Extracted information:
━━━━
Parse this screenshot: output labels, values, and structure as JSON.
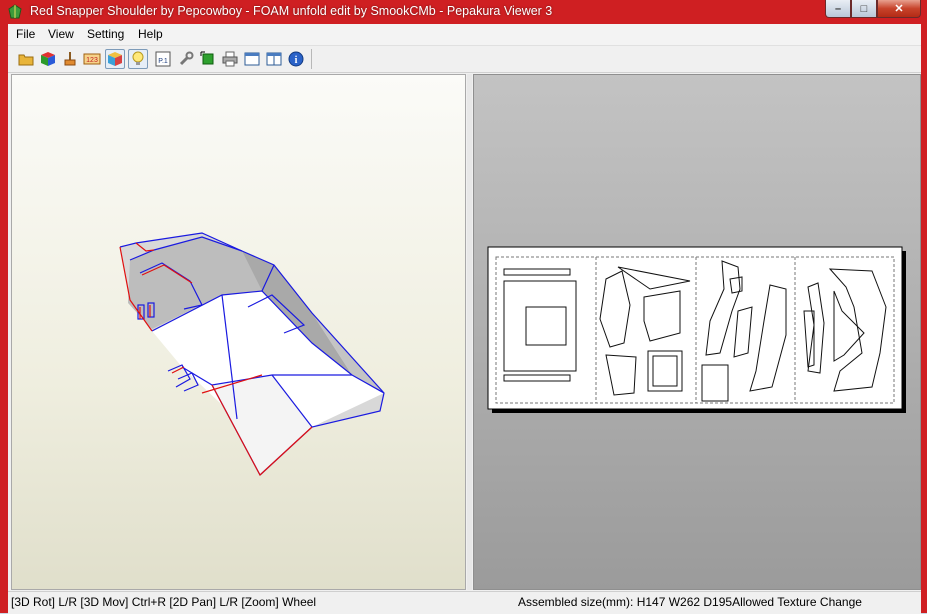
{
  "window": {
    "title": "Red Snapper Shoulder by Pepcowboy - FOAM unfold edit by SmookCMb - Pepakura Viewer 3",
    "controls": {
      "minimize": "–",
      "maximize": "□",
      "close": "✕"
    }
  },
  "menu": {
    "items": [
      "File",
      "View",
      "Setting",
      "Help"
    ]
  },
  "toolbar": {
    "buttons": [
      {
        "icon": "open-folder-icon"
      },
      {
        "icon": "color-cube-icon"
      },
      {
        "icon": "brush-icon"
      },
      {
        "icon": "numbers-icon"
      },
      {
        "icon": "texture-cube-icon",
        "active": true
      },
      {
        "icon": "light-bulb-icon",
        "active": true
      },
      {
        "icon": "page-number-icon",
        "label": "P.1"
      },
      {
        "icon": "wrench-icon"
      },
      {
        "icon": "piece-select-icon"
      },
      {
        "icon": "printer-icon"
      },
      {
        "icon": "single-pane-icon"
      },
      {
        "icon": "dual-pane-icon"
      },
      {
        "icon": "info-icon"
      }
    ]
  },
  "status": {
    "left": "[3D Rot] L/R [3D Mov] Ctrl+R [2D Pan] L/R [Zoom] Wheel",
    "right": "Assembled size(mm): H147 W262 D195Allowed Texture Change"
  },
  "colors": {
    "title_bar": "#cf1f22",
    "edge_red": "#e01010",
    "edge_blue": "#1a1ae0"
  }
}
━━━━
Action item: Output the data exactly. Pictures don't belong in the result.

Exercise output:
Parse this screenshot: output labels, values, and structure as JSON.
{
  "window": {
    "title": "Red Snapper Shoulder by Pepcowboy - FOAM unfold edit by SmookCMb - Pepakura Viewer 3",
    "controls": {
      "minimize": "–",
      "maximize": "□",
      "close": "✕"
    }
  },
  "menu": {
    "items": [
      "File",
      "View",
      "Setting",
      "Help"
    ]
  },
  "toolbar": {
    "buttons": [
      {
        "icon": "open-folder-icon"
      },
      {
        "icon": "color-cube-icon"
      },
      {
        "icon": "brush-icon"
      },
      {
        "icon": "numbers-icon"
      },
      {
        "icon": "texture-cube-icon",
        "active": true
      },
      {
        "icon": "light-bulb-icon",
        "active": true
      },
      {
        "icon": "page-number-icon",
        "label": "P.1"
      },
      {
        "icon": "wrench-icon"
      },
      {
        "icon": "piece-select-icon"
      },
      {
        "icon": "printer-icon"
      },
      {
        "icon": "single-pane-icon"
      },
      {
        "icon": "dual-pane-icon"
      },
      {
        "icon": "info-icon"
      }
    ]
  },
  "status": {
    "left": "[3D Rot] L/R [3D Mov] Ctrl+R [2D Pan] L/R [Zoom] Wheel",
    "right": "Assembled size(mm): H147 W262 D195Allowed Texture Change"
  },
  "colors": {
    "title_bar": "#cf1f22",
    "edge_red": "#e01010",
    "edge_blue": "#1a1ae0"
  }
}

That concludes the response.